- Task instructions
Return, from the lines below, each one that includes the word "time".

- Supplied data
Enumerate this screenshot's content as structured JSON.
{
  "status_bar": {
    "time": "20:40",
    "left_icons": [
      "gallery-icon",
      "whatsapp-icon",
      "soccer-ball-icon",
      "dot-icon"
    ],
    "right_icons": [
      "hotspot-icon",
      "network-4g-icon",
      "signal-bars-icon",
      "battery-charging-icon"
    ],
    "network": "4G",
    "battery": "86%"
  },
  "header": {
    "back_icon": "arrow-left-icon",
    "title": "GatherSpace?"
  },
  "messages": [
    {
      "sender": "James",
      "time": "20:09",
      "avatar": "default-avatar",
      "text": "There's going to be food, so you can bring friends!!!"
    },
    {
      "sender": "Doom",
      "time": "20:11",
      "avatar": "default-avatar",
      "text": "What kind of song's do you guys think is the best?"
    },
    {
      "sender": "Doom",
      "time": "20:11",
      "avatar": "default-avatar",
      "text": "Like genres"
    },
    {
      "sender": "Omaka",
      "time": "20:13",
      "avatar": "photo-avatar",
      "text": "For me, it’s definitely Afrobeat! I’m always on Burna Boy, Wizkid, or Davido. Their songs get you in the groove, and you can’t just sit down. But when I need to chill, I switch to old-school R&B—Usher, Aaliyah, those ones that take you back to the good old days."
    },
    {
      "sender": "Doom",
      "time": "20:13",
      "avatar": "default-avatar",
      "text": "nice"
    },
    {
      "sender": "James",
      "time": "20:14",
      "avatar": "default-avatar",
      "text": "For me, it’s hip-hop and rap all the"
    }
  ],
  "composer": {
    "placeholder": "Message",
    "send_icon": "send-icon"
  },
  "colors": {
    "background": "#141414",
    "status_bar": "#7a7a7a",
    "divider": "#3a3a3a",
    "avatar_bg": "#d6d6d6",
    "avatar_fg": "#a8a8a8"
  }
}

- Response to the task
    "time": "20:40",
      "time": "20:09",
      "time": "20:11",
      "time": "20:11",
      "time": "20:13",
      "time": "20:13",
      "time": "20:14",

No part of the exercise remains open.